Prince Fielder & Matt Harvey Win 2015 MLB Comeback Player Of The Year Awards
Texas Rangers designated hitter/first baseman Prince Fielder and New York Mets pitcher Matt Harvey have been named the recipients of the 2015 American League and National League Comeback Player of the Year Awards, respectively, Major League Baseball announced today. The announcement was made earlier this morning on MLB Network’s Hot Stove. The Comeback Player of the Year Awards are officially sanctioned by Major League Baseball and presented annually to one player in each League who has re-emerged on the field during the season. The 30 Club beat reporters from MLB.com, the official web site of Major League Baseball, selected the winners from an original list of 30 candidates (one per MLB Club).
Harvey went 13-8 with a 2.71 ERA over 29 starts this season, helping lead the Mets to their first NL East Division title since 2006 and their first World Series appearance since 2000. The right-hander, who missed the entire 2014 season while recovering from Tommy John surgery, tossed 189.1 innings, permitting 62 runs (57 earned) on 156 hits with 37 walks and 188 strikeouts while holding opposing hitters to a .222 batting average. He ranked eighth in the Majors among qualifying starters in ERA, WHIP (1.02), walks per nine innings (1.76) and strikeout to walk ratio (5.08). Harvey won his first five outings of the season, becoming the fifth pitcher in franchise history to do so, and the first since Hall of Famer Pedro Martinez in 2006. In addition, he joined Dwight Gooden (1986 and 1989) and Armando Reynoso (1997 and 1998) as the only pitchers in Mets history to get off to a 5-0 start in multiple seasons (also 2013). The Connecticut native went 7-4 with a 2.05 ERA over his final 17 starts dating back to June 16th, marking the fourth-best ERA in the Majors over that span behind Jake Arrieta (1.07), Zack Greinke (1.47) and Clayton Kershaw (1.48). Over four August starts, the 26-year-old went 2-0 with a Major League-leading 0.33 ERA, yielding just one run over 27.0 innings. The seventh overall pick in the 2010 MLB Draft now has 15 career scoreless starts, tied with Vida Blue for the second-most such starts in a pitcher’s first 65 career games over the last 100 years, trailing only Gooden (16). In that time, his 449 strikeouts are the eighth-most for any pitcher through his first 65 career starts.
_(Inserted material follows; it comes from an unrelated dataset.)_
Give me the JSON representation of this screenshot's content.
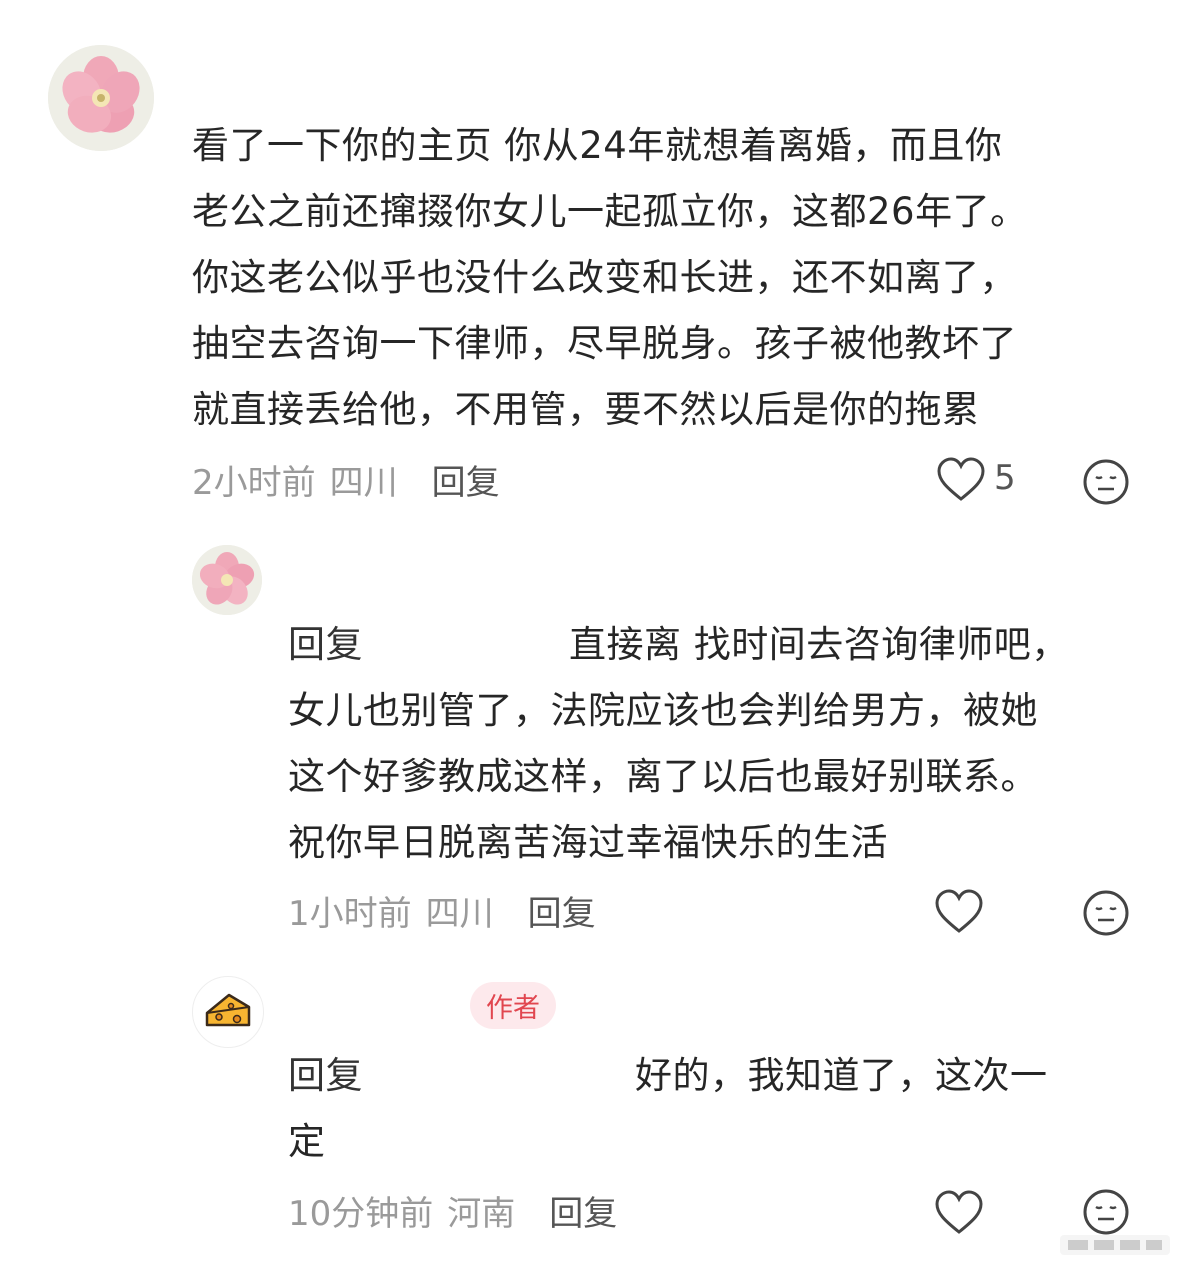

Past winners of the Award include: Jason Giambi and Ken Griffey, Jr. (2005); Jim Thome and Nomar Garciaparra (2006); Carlos Peña and Dmitri Young (2007); Cliff Lee and Brad Lidge (2008); Aaron Hill and Chris Carpenter (2009); Francisco Liriano and Tim Hudson (2010); Jacoby Ellsbury and Lance Berkman (2011); Fernando Rodney and Buster Posey (2012); Liriano and Mariano Rivera (2013); and Casey McGehee and Chris Young (2014).